A Big Life: Encouragement for People in the Arts –
She told me there was a new casting director on the show and that I should call ABC. I shook in my shoes at the idea, but because I did so, I was called in to meet a dynamic newcomer who would later turn producer and win an Emmy.
Stacey Raider was her name and she liked me but she was appalled at my headshot, which she explained did not capture me or reflect the extent of my prettiness.
She hired me anyway. After all, it’s getting in the room that matters, right?
But of course, we all want to get into lots of rooms. Through the years with Stacey’s voice in my ear, I kept trying to get the right headshot. Most professional photographers of that era tended to take their photos in stylized ways so that agents and directors would know they took them. As a result, nothing ever really looked like me. At least not me at my best.
In addition, Black & White was the standard at the time. That might work for a raven haired porcelain-skinned beauty, but there was no way B&W could capture my peachy cheeks and freckles, strawberry-colored hair or the glints of green in my brown eyes. So I decided to defy the formal convention of the time: I blasted the industry with a candid color shot by an amateur.
Everybody called me in.
My bold choice in the B&W era got me noticed but it wasn’t the only thing that got that informal photo a second glance. I looked adorable because the photographer liked me and took his time with me. Since then I have learned that it helps if the photographer knows you or at least gets you out of the studio and talks to you a lot between shots so he or she can see the real you.
My family, friends and boyfriends always have taken my best photos. Don’t get me wrong, these were photographers who were very good with faces. My father’s favorite hobby was capturing people all over the world at their most authentic. He constantly talked with famed landscape photographer Christopher Burkett, who mentored him in using Cibachrome.
If you have a photographer in your life who knows you reasonably well–or best of all is in love with you–you have a better chance to get a photo which makes people give you a call. There will be something about it that people like. And once you get a good shot (I’ve had three in my life) for heaven’s sake use it for as long you reasonably can–and by that I mean a few years. A nice little side perk to all of this is that you don’t need to spend a lot of money.

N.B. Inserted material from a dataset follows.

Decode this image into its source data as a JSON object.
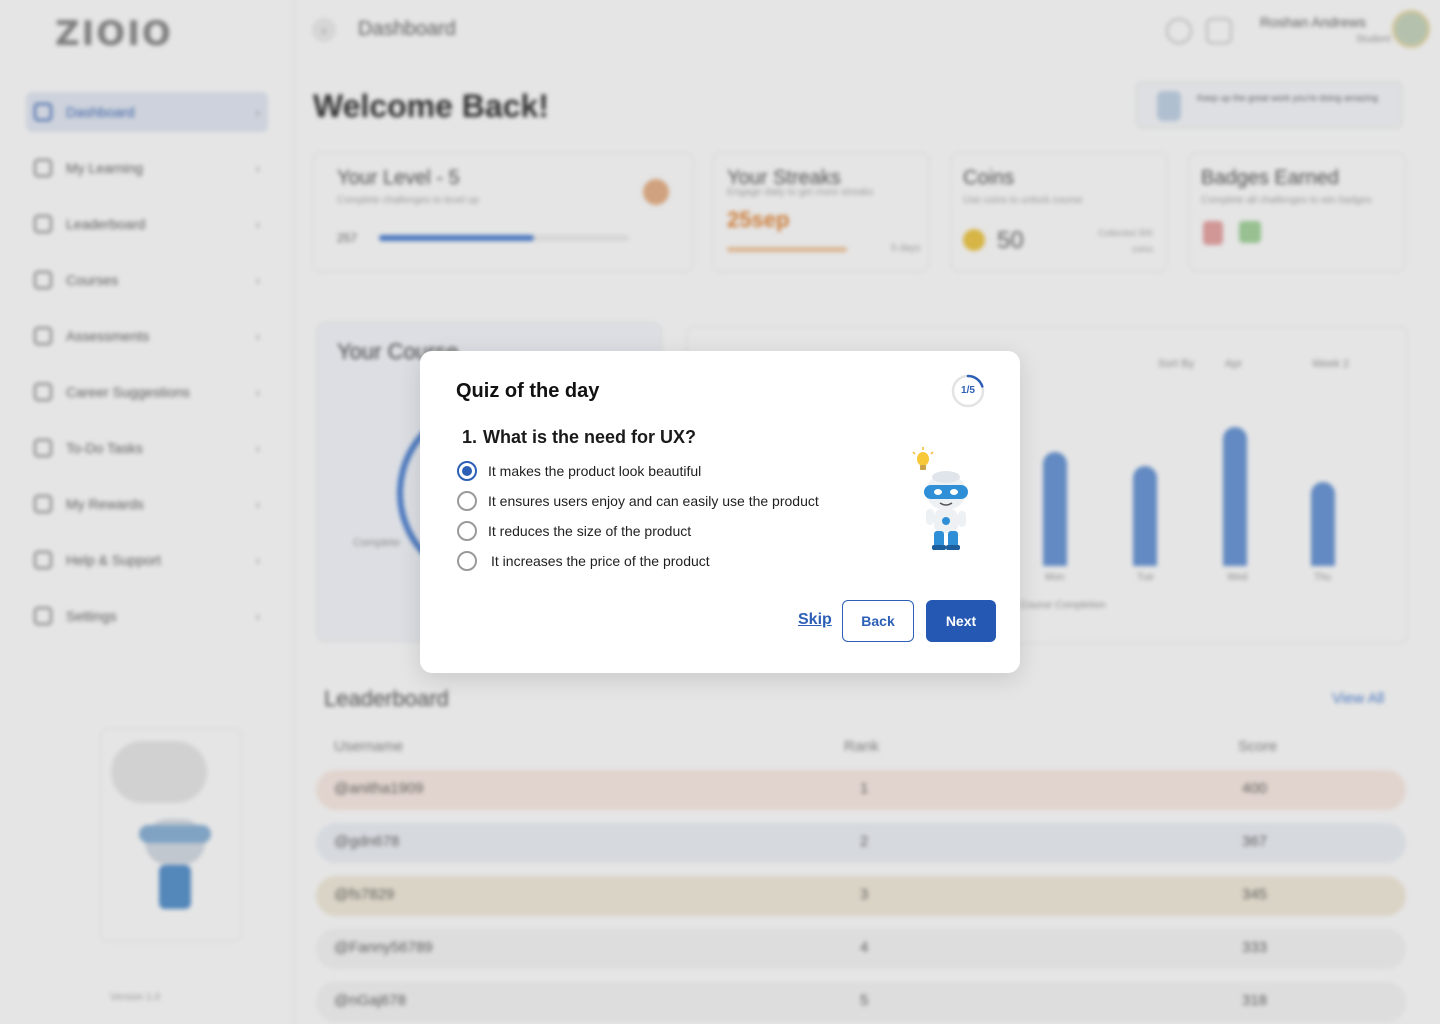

The inglorious photo I took to All My Children that day didn’t stop Stacey from hiring me over and over again.
I did lots of little speaking parts on the show and worked several times a month as background.
I also worked as a reader for actors who came in to audition.
Eventually I auditioned for a contract role and ultimately, nailed a small recurring U5 part in several episodes.
Guess what part I played?
A photographer named Sally!